Items from an interface collection
Content starts

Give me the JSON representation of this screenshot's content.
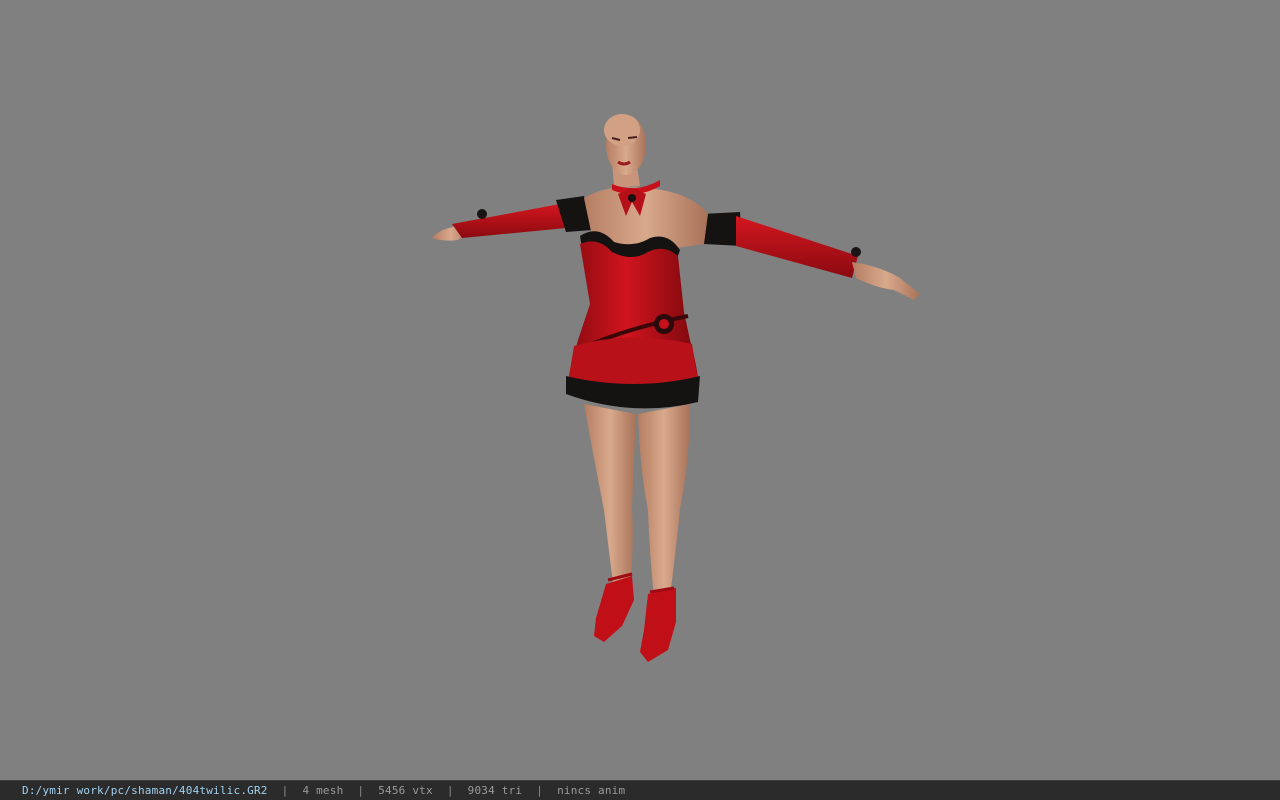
{
  "window": {
    "background_color": "#808080"
  },
  "viewport": {
    "model_name": "character-model",
    "colors": {
      "dress": "#c8101a",
      "dress_dark": "#8a0a10",
      "trim": "#151212",
      "skin": "#d7a487",
      "skin_shadow": "#b57e63",
      "shoe": "#c10f18"
    }
  },
  "status_bar": {
    "file_path": "D:/ymir work/pc/shaman/404twilic.GR2",
    "separator": "|",
    "mesh_count": "4 mesh",
    "vertex_count": "5456 vtx",
    "triangle_count": "9034 tri",
    "animation": "nincs anim"
  }
}
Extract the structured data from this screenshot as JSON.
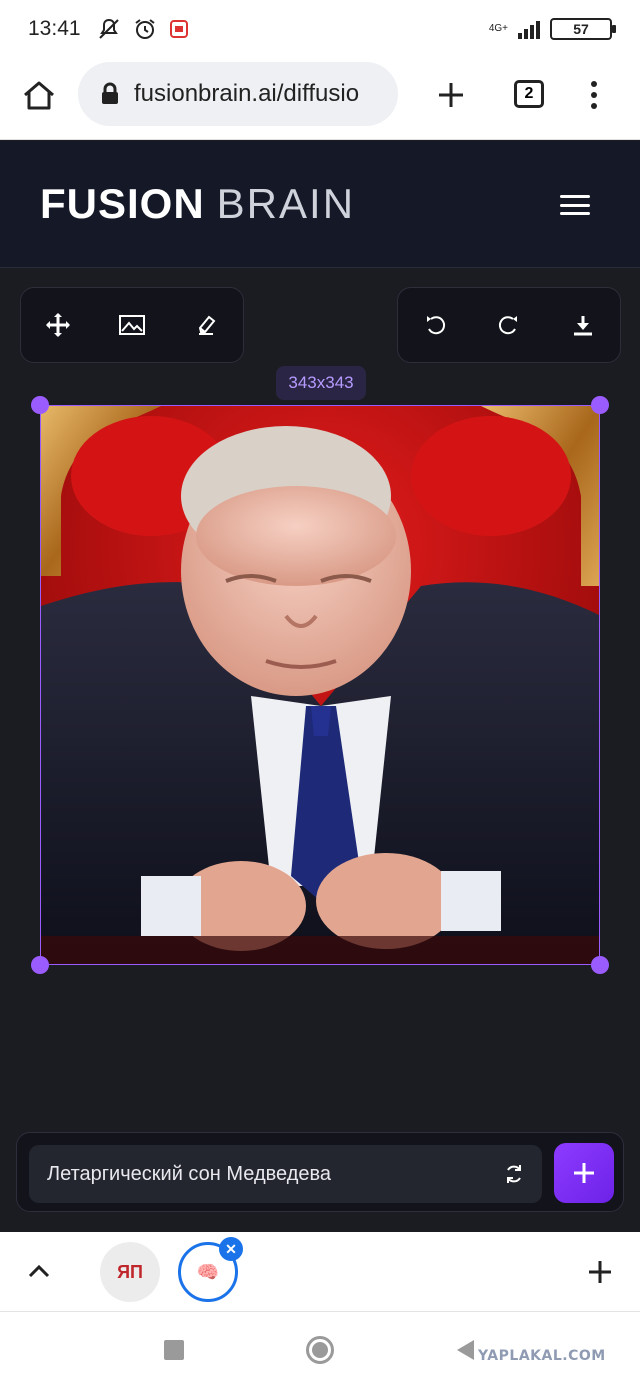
{
  "status_bar": {
    "time": "13:41",
    "network": "4G+",
    "battery": "57"
  },
  "browser": {
    "url": "fusionbrain.ai/diffusio",
    "tab_count": "2"
  },
  "site": {
    "logo_strong": "FUSION",
    "logo_light": "BRAIN"
  },
  "editor": {
    "image_size": "343x343",
    "tools_left": [
      "move-icon",
      "image-icon",
      "eraser-icon"
    ],
    "tools_right": [
      "undo-icon",
      "redo-icon",
      "download-icon"
    ]
  },
  "prompt": {
    "text": "Летаргический сон Медведева"
  },
  "tab_strip": {
    "tabs": [
      {
        "label": "ЯП",
        "active": false
      },
      {
        "label": "🧠",
        "active": true
      }
    ]
  },
  "watermark": "YAPLAKAL.COM",
  "colors": {
    "accent": "#9b5cff",
    "header_bg": "#141827",
    "page_bg": "#1b1c22"
  }
}
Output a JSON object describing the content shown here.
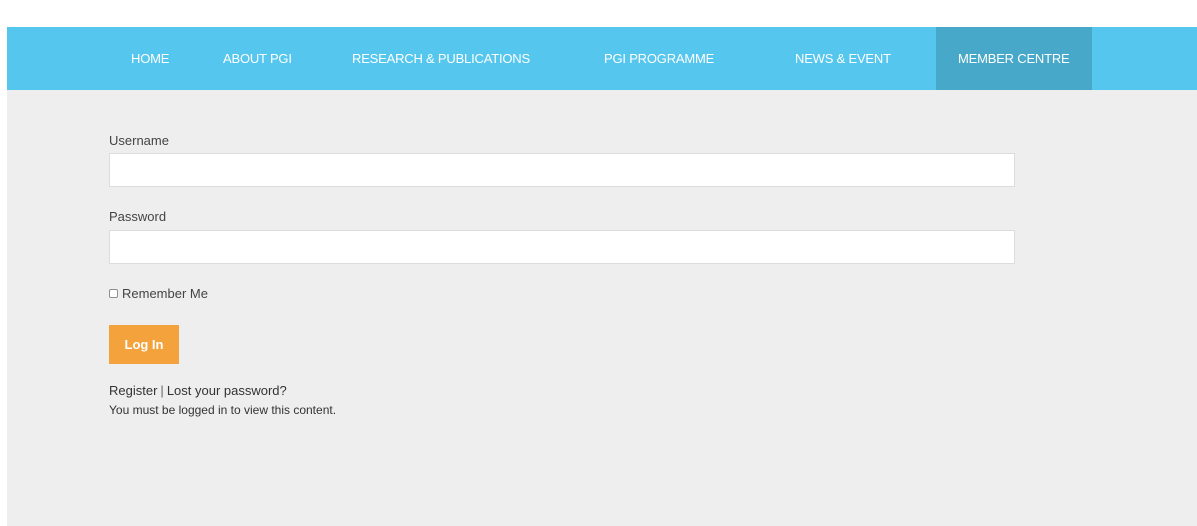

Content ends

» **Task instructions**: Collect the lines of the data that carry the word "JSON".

» **Problem solution**:
Give me the JSON representation of this screenshot's content.
Extract the structured data from this screenshot as JSON.
Output a JSON object describing the content shown here.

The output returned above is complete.